The Fed Banks are working to address potential gaps and opportunities in the payments system, including payment speed, closed payment communities, and international, mobile, and traditional payment channels. The Fed is also exploring where it fits in the payment system going forward, and has released a paper on potential payments system changes and improvements to help collect public comment.
 
"Success in achieving improvements will require collaboration across the industry," Federal Reserve Bank of Cleveland President/CEO and Federal Reserve Banks' Financial Services Policy Committee Chair Sandra Pianalto said.
 
The town halls are currently scheduled to be held on:
  • Nov. 12 at 1 p.m. (ET) at the Federal Reserve Bank of Atlanta;
  • Nov. 13 at 1 p.m. (ET) at the Federal Reserve Bank of Cleveland;
  • Nov. 14 at 8:30 p.m. (CT) at the Federal Reserve Bank of Chicago;
  • Nov. 15 at 8:30 p.m. (PT) at the Federal Reserve Bank of San Francisco;
  • Nov. 18 at 8:30 p.m. (ET) at the Federal Reserve Bank of Boston; and
  • Nov. 20 at 8:30 p.m. (CT) at the Federal Reserve Bank of Dallas.
Each session is planned to last around  three hours.

Interested parties can register for the events at FedPaymentsImprovement.org.

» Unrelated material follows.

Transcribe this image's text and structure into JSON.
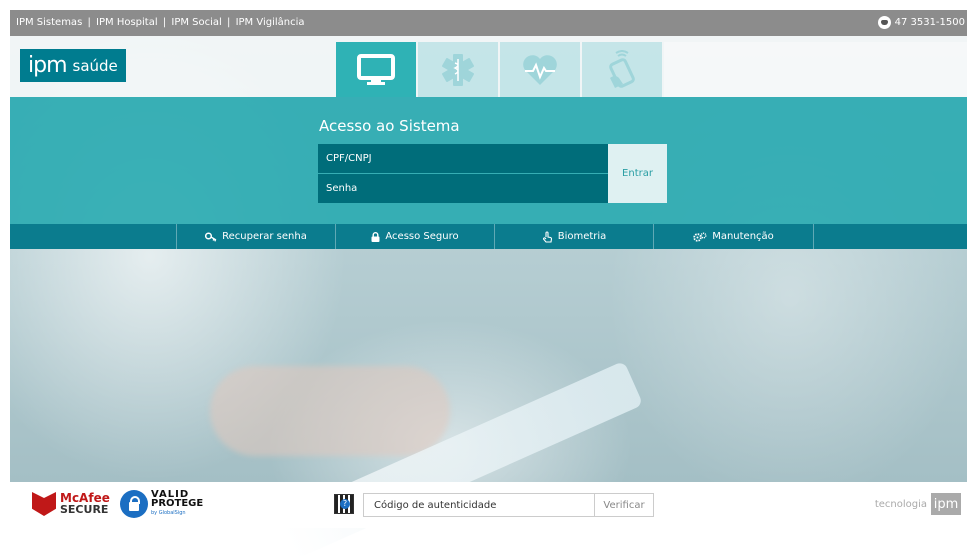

The Credit Union National Association and its Payments Policy Subcommittee met and recently discussed payment system issues with senior Fed Bank staff, and CUNA continues to encourage credit unions to share their views on payments and submit responses to the Fed's payment system improvement initiative by Dec. 13. CUNA has also released a comment call on payment system issues. Comment is due to CUNA by Nov. 18.